The wrong man scenario is one that Alfred Hitchcock not only seemed to be obsessed with, but one that he made his own. When choosing the best of his “wrong man”, there’s no doubt that his 1935 adaptation of John Buchan’s The 39 Steps would at least reside near that top. The apparent master of suspense is firing here on all cylinders, creating ideas and motifs that would continually crop up in his later and often more regarded features.
The 39 Steps concerns the unlucky fate of emigrating Canadian Richard Hannay. By accidentally picking up the beautiful spy Miss Annabella Smith while on a night out at the local music hall, he becomes entangled in a web of intrigue and industrial espionage as it turns out the spy was being hunted for her connections with the 39 steps; a criminal group of spies out to leak British air design secrets abroad. Within seconds of the film opening, it’s clear that Hitchcock has an eye for innovative and timeless visual ideas. Even the simplest of acts such as creating the setting of the music hall is built from beautifully composed shots at German Expressionist angles with moody lighting. This is verging on Film Noir years before the genre has even set foot in popular cinema and must have been a shock at the time to see such a dramatic step away from the norm.

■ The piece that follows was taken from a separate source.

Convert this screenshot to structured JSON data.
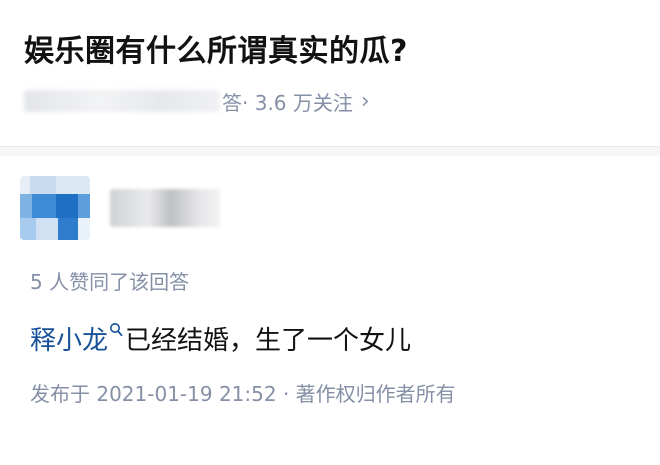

With the spy killed in his apartment, Hannay must go on the run from both the spies now after him and the police who believe him to have murdered Miss Smith. The epic cat and mouse chase starting from a train journey through to the misty hills of one of the more generalising depictions of Scotland, justifies Hitchcock’s oft quoted title of master of suspense. Yet there is much more to these sections than just a mere exercise in entertainment. Though associated with the suspenseful and perhaps even sometimes the macabre, a strong and successful strand of dark humour is upheld throughout the film as well as in these particular sections. This is represented perfectly by Hannay’s two fellow passengers on the train who are woman’s underwear salesman. In an instant, the tension is broken and we’re witness to some cunningly witty humour. The first half of the film however boasts more of Hitchcock’s traditional dark strands than this sly wit and this is typified best in Hannay’s first choice of haven; an isolated Scottish farm inhabited by a religious farmer and his oppressed little wife.

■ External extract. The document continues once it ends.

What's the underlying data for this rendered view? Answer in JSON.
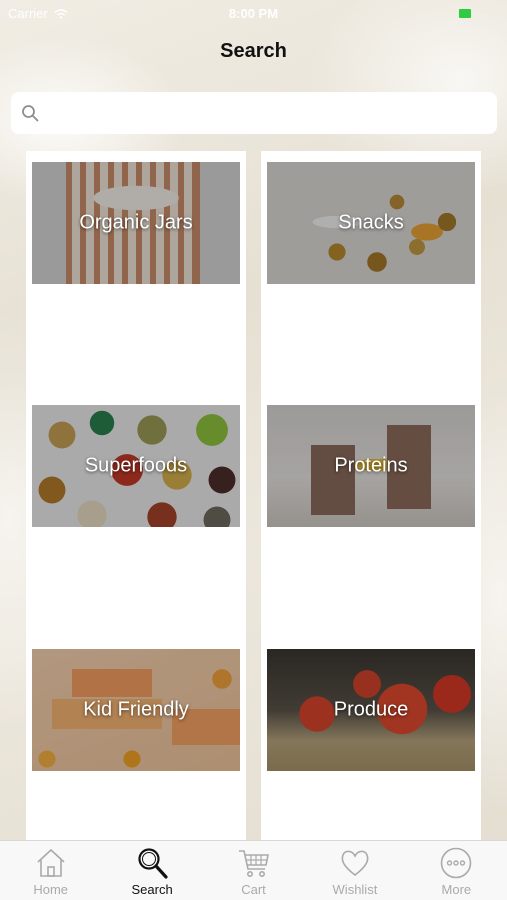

The atmosphere here is on tenterhooks from the start with Hannay mistaking the farmer’s wife for being his daughter. From there on, we’re witness to the most awkward meal imaginable. This strand is closed when, upon learning that his wife gave Hannay his coat containing his prayer book, he beats her. Played marvellously by John Laurie of Dad’s Army fame, he showcases a masterful and underplayed dominator who is often looked over in reviews of the film. Yet his character is proof that even the smallest of details in a Hitchcock film are well thought out and intelligent.
The second half of the film contains more of the previously mentioned humour but also cranks up the tension with various arrests and re-arrests as it becomes clear that it’s extremely difficult to know who to trust. This mix of humour and tension is perhaps one of Hitchcock’s defining traits and the scenes that handcuff Hannay to his initial snitch Pamela, are hilariously dark. Playing on the worry that he actually is the killer, Hannay forces Pamela to stay the night with him in an inn pretending they’re a run away couple. This is where Robert Donat shines best as the true British chap who not only is utterly charming even when threatening her but also convinces her that he’s pointing a gun at her back when it is in fact his pipe.
The 39 Steps is also one of the first Hitchcock’s to fully push and experiment with the visual elements too. One particular cut springs to mind where a studio bound, moving car with back screen is shown but then is cut to an actual car driving along a road with ingenious slight of hand. By moving the camera to the black of the studio car before to the real car we get a smooth cut using the blackout of the cmaera. It’s something Hitchcock would continue to use even up to his last film in Frenzy but it is never better realised than here. Even the simplest of visual elements have been tweaked and refined to give new and startling effects. Some of the silhouette shots of the chases on the Scottish highlands wouldn’t seem too out of place in a Lotte Reiniger short proving that art-house mentalities can fit into a popular mould.
Overall The 39 Steps is an important film for Hitchcock. It brings together most of his major themes successfully and shows a desire for experimentation but not at the cost of the narrative or entertainment value of the film. This sums him up perfectly and The 39 Steps is Hitchcock in its most pure and undiluted form.